Uncommon Sense with Audrey Stephenson of Therapy Geek

Did you know that one of the key factors in children’s success, in terms of socialisation and confidence, is the happiness of their mother? Isn’t that wild? Or that language development and behavioural challenges are both impacted positively by the accessibility of the father?

Every week I am approached by someone who wants me to work with their child, and without fail I always say that unless a child has/is suffering from trauma, in which case I will refer them to a specialist, (and there are some excellent ones in Bath) I think empowering parents to learn new ways to support their children, and themselves, is a good first (and often final) step toward helping a child or young person who is emotionally and behaviourally showing signs that all is not okay.

In the age of medicalising everything, when the numbers for ADHD are skyrocketing and appointments for testing has year(s) long waiting lists, parents need support in recognising that they themselves are often the answer to helping their children’s distress. And, by the way, this is not the same thing as blaming the parents. Learning to communicate with your child in a way that invites them to share what is really going on, isn’t something that we are taught. And given so many of us were taught by our parents to “just get on with it”, and were raised with a fair amount of fear, we aren’t equipped for raising children in the age of “putting it all out there”. Many parents also haven’t the first clue, and why should they, about developmental changes in their child’s brain and what that means for behaviour and processing. 

If you were raised never to talk back, never to complain, and to get on with things, and you are raising your children with a great deal more back and forth, and they still “behave badly”, it’s understandable when you find yourself thinking the following. “This ungrateful, disrespectful, little so and so, I can’t believe them. I’m so much better/kinder/more approachable than my parents and they are still…”

You’re not alone. You’re in very good company. But none of that matters when you and your child or teen are battling each other, or they are disappearing, less communicative, anxious, depressed, etc.

So number 1. It’s not your fault 2. Yes of course, you have impacted your children, for good and ill 3. It is your responsibility to do something. 4. The age of your child absolutely matters in terms of understanding what may be going on for them and how much impact you can have on their behaviour in the short and long term. 5. Don’t just focus on getting your child support, get yourself support. 6. Don’t wait to get yourself some support. 

Parents don’t have to be perfect, indeed if we were we’d set unrealistic expectations for our children.  What we do need to be however, is bigger than our children. That means as scary as it can be to be a parent, as overwhelming and at times boring and constricting as it may be – its the job. We don’t have to pretend its easy, but we hold responsibility to face our fears, with support and compassion, and to address our own unmet needs so our children’s needs don’t infuriate and overwhelm us, and/or render us resentful or overly accommodating.  So stop holding your breath, drinking too much coffee and red wine, and speak to someone. We rarely get hurt, or heal, alone.

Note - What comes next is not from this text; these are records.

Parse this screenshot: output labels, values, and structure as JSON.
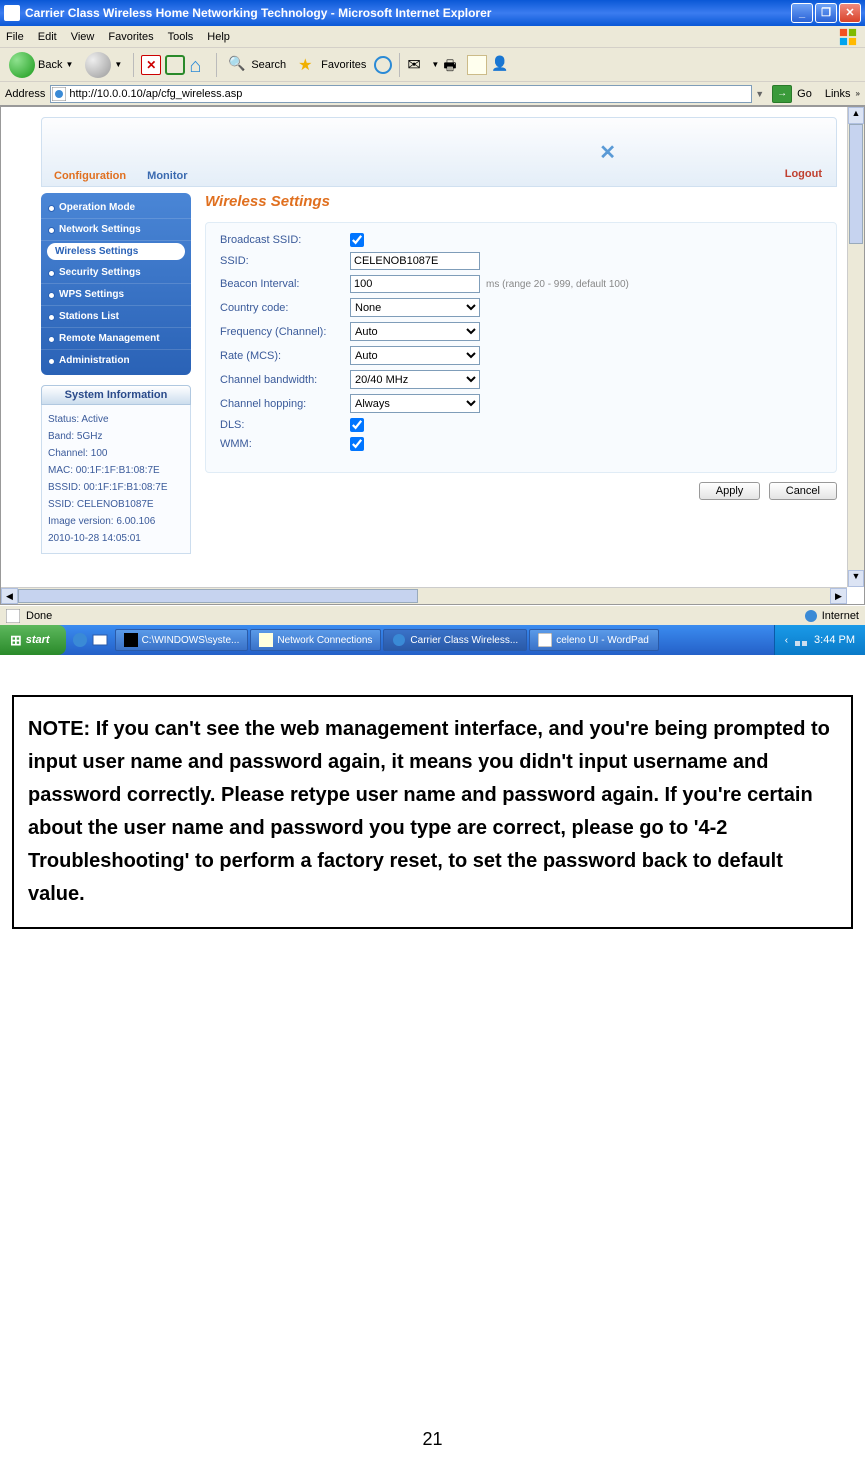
{
  "window": {
    "title": "Carrier Class Wireless Home Networking Technology - Microsoft Internet Explorer"
  },
  "menubar": {
    "file": "File",
    "edit": "Edit",
    "view": "View",
    "favorites": "Favorites",
    "tools": "Tools",
    "help": "Help"
  },
  "toolbar": {
    "back": "Back",
    "search": "Search",
    "favorites": "Favorites"
  },
  "addressbar": {
    "label": "Address",
    "url": "http://10.0.0.10/ap/cfg_wireless.asp",
    "go": "Go",
    "links": "Links"
  },
  "router": {
    "tabs": {
      "config": "Configuration",
      "monitor": "Monitor"
    },
    "logout": "Logout",
    "nav": {
      "op": "Operation Mode",
      "net": "Network Settings",
      "wireless": "Wireless Settings",
      "sec": "Security Settings",
      "wps": "WPS Settings",
      "sta": "Stations List",
      "remote": "Remote Management",
      "admin": "Administration"
    },
    "sysinfo": {
      "title": "System Information",
      "status": "Status: Active",
      "band": "Band: 5GHz",
      "channel": "Channel: 100",
      "mac": "MAC: 00:1F:1F:B1:08:7E",
      "bssid": "BSSID: 00:1F:1F:B1:08:7E",
      "ssid": "SSID: CELENOB1087E",
      "img": "Image version: 6.00.106",
      "date": "2010-10-28 14:05:01"
    },
    "page_title": "Wireless Settings",
    "form": {
      "broadcast": "Broadcast SSID:",
      "ssid_lbl": "SSID:",
      "ssid_val": "CELENOB1087E",
      "beacon_lbl": "Beacon Interval:",
      "beacon_val": "100",
      "beacon_hint": "ms (range 20 - 999, default 100)",
      "country_lbl": "Country code:",
      "country_val": "None",
      "freq_lbl": "Frequency (Channel):",
      "freq_val": "Auto",
      "rate_lbl": "Rate (MCS):",
      "rate_val": "Auto",
      "bw_lbl": "Channel bandwidth:",
      "bw_val": "20/40 MHz",
      "hop_lbl": "Channel hopping:",
      "hop_val": "Always",
      "dls": "DLS:",
      "wmm": "WMM:"
    },
    "buttons": {
      "apply": "Apply",
      "cancel": "Cancel"
    }
  },
  "statusbar": {
    "done": "Done",
    "zone": "Internet"
  },
  "taskbar": {
    "start": "start",
    "task1": "C:\\WINDOWS\\syste...",
    "task2": "Network Connections",
    "task3": "Carrier Class Wireless...",
    "task4": "celeno UI - WordPad",
    "clock": "3:44 PM"
  },
  "note": "NOTE: If you can't see the web management interface, and you're being prompted to input user name and password again, it means you didn't input username and password correctly. Please retype user name and password again. If you're certain about the user name and password you type are correct, please go to '4-2 Troubleshooting' to perform a factory reset, to set the password back to default value.",
  "page_number": "21"
}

Contact Audrey Stephenson for a free consultation: audreystephenson.co.uk